(Dataset rows describing interfaces)
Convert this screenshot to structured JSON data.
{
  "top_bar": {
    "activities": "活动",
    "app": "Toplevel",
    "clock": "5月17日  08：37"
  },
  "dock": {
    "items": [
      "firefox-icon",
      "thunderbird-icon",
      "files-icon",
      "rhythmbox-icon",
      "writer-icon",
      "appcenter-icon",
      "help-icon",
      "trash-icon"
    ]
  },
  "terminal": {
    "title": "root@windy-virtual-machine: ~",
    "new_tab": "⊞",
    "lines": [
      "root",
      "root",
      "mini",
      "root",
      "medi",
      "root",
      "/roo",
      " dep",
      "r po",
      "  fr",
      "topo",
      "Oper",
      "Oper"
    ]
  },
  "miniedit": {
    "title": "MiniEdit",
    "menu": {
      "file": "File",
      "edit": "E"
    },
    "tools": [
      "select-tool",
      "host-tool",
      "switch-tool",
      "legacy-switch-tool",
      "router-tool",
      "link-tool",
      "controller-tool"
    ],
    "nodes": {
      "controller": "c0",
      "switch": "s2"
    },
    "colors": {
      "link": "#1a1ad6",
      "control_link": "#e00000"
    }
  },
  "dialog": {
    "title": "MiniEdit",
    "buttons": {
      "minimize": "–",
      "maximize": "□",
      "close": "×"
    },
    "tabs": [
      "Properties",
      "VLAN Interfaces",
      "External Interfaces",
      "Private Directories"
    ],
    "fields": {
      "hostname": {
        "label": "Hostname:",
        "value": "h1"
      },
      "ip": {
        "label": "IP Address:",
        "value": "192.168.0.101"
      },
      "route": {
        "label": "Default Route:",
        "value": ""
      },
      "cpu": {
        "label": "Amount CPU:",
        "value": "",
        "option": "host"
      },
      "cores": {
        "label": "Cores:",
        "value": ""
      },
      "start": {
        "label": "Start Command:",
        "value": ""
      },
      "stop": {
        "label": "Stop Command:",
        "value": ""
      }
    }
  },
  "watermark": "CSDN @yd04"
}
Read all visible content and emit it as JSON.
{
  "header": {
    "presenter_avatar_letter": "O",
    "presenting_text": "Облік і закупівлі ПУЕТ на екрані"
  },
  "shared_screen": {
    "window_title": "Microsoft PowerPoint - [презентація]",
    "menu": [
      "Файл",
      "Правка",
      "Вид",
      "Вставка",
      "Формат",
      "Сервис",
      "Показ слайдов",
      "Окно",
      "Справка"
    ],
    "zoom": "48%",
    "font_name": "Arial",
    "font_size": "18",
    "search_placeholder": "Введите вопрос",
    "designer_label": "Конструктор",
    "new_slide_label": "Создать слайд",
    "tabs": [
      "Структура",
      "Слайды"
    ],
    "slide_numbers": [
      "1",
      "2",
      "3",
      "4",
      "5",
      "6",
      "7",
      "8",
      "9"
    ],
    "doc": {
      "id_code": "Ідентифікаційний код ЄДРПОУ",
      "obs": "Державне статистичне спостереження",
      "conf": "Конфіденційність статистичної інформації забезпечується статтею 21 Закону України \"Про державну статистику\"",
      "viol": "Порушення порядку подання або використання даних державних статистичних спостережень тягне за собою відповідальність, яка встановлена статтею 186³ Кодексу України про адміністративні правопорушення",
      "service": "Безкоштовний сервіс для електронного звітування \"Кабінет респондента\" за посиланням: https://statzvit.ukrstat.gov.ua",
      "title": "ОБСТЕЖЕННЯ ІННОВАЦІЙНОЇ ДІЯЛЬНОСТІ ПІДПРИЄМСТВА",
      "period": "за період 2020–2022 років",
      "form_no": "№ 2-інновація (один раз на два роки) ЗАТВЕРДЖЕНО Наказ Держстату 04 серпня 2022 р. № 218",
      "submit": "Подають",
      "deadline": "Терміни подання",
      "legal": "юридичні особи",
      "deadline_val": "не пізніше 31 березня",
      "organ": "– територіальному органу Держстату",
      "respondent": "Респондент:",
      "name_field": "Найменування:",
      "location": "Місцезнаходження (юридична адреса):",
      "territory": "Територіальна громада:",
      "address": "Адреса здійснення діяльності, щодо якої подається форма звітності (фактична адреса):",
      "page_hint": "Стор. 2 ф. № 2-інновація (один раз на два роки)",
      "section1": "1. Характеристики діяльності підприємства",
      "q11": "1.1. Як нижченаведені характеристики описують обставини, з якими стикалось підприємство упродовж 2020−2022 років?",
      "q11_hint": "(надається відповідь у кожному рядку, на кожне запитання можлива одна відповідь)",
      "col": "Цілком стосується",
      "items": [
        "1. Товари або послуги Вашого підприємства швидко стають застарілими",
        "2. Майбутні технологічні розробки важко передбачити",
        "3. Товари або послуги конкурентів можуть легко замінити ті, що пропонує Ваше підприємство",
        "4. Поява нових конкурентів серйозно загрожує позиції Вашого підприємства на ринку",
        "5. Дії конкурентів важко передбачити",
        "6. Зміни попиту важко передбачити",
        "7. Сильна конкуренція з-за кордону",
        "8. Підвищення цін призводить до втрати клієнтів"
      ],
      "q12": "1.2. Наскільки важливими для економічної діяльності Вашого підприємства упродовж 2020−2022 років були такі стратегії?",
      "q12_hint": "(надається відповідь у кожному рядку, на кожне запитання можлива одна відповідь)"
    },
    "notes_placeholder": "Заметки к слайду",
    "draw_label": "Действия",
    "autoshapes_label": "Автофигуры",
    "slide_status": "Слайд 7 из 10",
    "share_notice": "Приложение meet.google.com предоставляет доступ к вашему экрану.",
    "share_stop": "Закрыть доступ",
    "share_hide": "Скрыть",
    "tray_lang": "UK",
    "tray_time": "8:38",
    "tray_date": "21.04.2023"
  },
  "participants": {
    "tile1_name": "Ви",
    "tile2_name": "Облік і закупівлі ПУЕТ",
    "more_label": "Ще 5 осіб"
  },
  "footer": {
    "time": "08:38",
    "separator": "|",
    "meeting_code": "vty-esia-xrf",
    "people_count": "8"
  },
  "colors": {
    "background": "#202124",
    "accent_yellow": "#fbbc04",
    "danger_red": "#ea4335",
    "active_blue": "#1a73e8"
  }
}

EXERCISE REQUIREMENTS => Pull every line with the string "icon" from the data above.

WRITTEN ANSWER =>
      "firefox-icon",
      "thunderbird-icon",
      "files-icon",
      "rhythmbox-icon",
      "writer-icon",
      "appcenter-icon",
      "help-icon",
      "trash-icon"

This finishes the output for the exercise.